Moulson made $575,000 last season, which breaks down to $19,167 for each of his 30 goals. Yes, this man will be getting a raise.
Prediction: He gets re-signed before the hearing, for all the reasons Chris Botta of NYI Point Blank mentions:
Scott Gordon and Garth Snow are on record saying Moulson is for real - not a one-season wonder. The franchise used him extensively with marketing materials, personal appearances and even a media tour as recently as last month.
So, if nothing else, we know they won't walk away from him.
Fleischmann's agent Rich Evans made some bold statements to the Washington Post in June about the 26-year-old forward, who is a streaky scorer that finally cracked 50 points in his contract year last season:
Evans believes Fleischmann, given the time to learn the intricacies of playing center, could be the second-line pivot the Caps covet.
"It will be interesting to see what the Caps do with Flash next year," Evans said. "When he was scoring all those goals he was playing center. They may have their second line center right there. ...If they leave him at center and give him a couple of wingers, he'll adjust to those guys and he'll figure it out. He's got the right skillset to do it. It's just a question of getting some experience."
As far as comparables, Evans mentioned Montreal center Tomas Plekanec(notes), who jumped from 39 points (20 goals, 19 assists) in 80 games in 2008-09 to 70 points (25 goals, 45 assists) in 82 games last season. Plekanec earned $2.75 million last season.
Prediction: No matter if he signs early or goes to arbitration, this isn't going to be a $725,000-a-year player next season. Eric Fehr(notes) avoided arbitration with a two-year deal worth $2,200,000 annually; can they bring Flash in for around that hit? Does he want anything more than a one-year deal?
This one makes the list for two reasons: Because Stralman was, statistically, the Jackets' most productive blue liner, and because there's a good chance they may have to walk away from him if he wins the arbitration case.
The Blue Jackets, per the NHL's collective bargaining agreement, have the right to request a one- or two-year ruling from Brogan. Howson would not reveal his plans yesterday. "What Columbus chooses," Levine said, "certainly has ramifications."
A one-year request gives the Blue Jackets the right - within 48 hours - to walk away from Brogan's ruling should they deem the terms too rich. Stralman would then become an unrestricted free agent, free to sign with any club.
If the Blue Jackets request a two-year contract, they can only walk away from the second year of the contract set forth by Brogan. Stralman would be under contract for the 2010-11 season, then become a restricted free agent again - with arbitration rights - next summer.
Prediction: Take a look at some comparables. If Stralman wins, the Jackets might (some would say should) walk away.
Finally, this conundrum. We've written before about Niemi and the puzzle the Blackhawks have to solve about his value, based on such a small sample in the regular season. But the real issue is, of course, that the Blackhawks remain in a cap crisis. From ESPN Chicago:

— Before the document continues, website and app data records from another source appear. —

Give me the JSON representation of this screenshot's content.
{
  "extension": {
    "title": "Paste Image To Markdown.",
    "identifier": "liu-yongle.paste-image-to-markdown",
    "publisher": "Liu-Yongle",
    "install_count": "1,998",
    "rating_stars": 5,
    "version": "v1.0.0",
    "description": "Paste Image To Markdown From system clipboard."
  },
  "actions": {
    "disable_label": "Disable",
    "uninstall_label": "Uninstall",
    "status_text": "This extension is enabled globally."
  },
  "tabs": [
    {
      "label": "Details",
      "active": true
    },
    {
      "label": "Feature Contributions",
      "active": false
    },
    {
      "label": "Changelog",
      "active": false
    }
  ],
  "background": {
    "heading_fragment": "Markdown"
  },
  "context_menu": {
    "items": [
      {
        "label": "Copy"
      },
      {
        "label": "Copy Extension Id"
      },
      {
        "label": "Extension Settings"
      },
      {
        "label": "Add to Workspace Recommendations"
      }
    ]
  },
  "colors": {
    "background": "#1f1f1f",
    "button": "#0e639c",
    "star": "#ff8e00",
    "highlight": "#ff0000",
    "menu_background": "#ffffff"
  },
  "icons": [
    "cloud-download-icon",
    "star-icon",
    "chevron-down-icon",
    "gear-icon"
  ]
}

Currently, the Hawks have little salary-cap space to afford the raise Niemi is due from his $800,000 salary of last season, when he helped lead the Hawks to the Stanley Cup title.
"I'm a bit at their mercy trying to find creative solutions to a problem I have no control over," Niemi's agent, Bill Zito, said on Wednesday.
Prediction: They still end up signing him before the case goes to arbitration, or they win a one-year deal to their liking.